Source data:
BEGIN

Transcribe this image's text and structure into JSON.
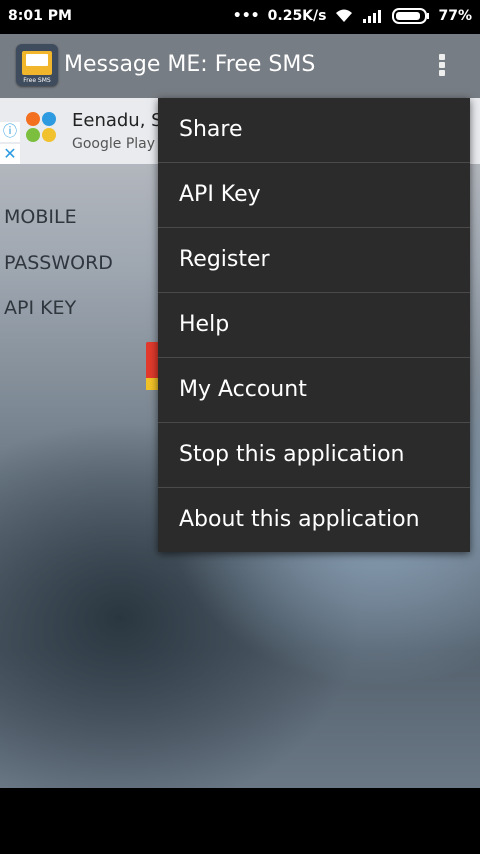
{
  "status_bar": {
    "time": "8:01 PM",
    "network_speed": "0.25K/s",
    "battery": "77%"
  },
  "app_bar": {
    "title": "Message ME: Free SMS",
    "icon_label": "Free SMS"
  },
  "ad": {
    "title": "Eenadu, S",
    "subtitle": "Google Play"
  },
  "form": {
    "labels": [
      "MOBILE",
      "PASSWORD",
      "API KEY"
    ]
  },
  "menu": {
    "items": [
      "Share",
      "API Key",
      "Register",
      "Help",
      "My Account",
      "Stop this application",
      "About this application"
    ]
  }
}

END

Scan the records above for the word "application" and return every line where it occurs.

      "Stop this application",
      "About this application"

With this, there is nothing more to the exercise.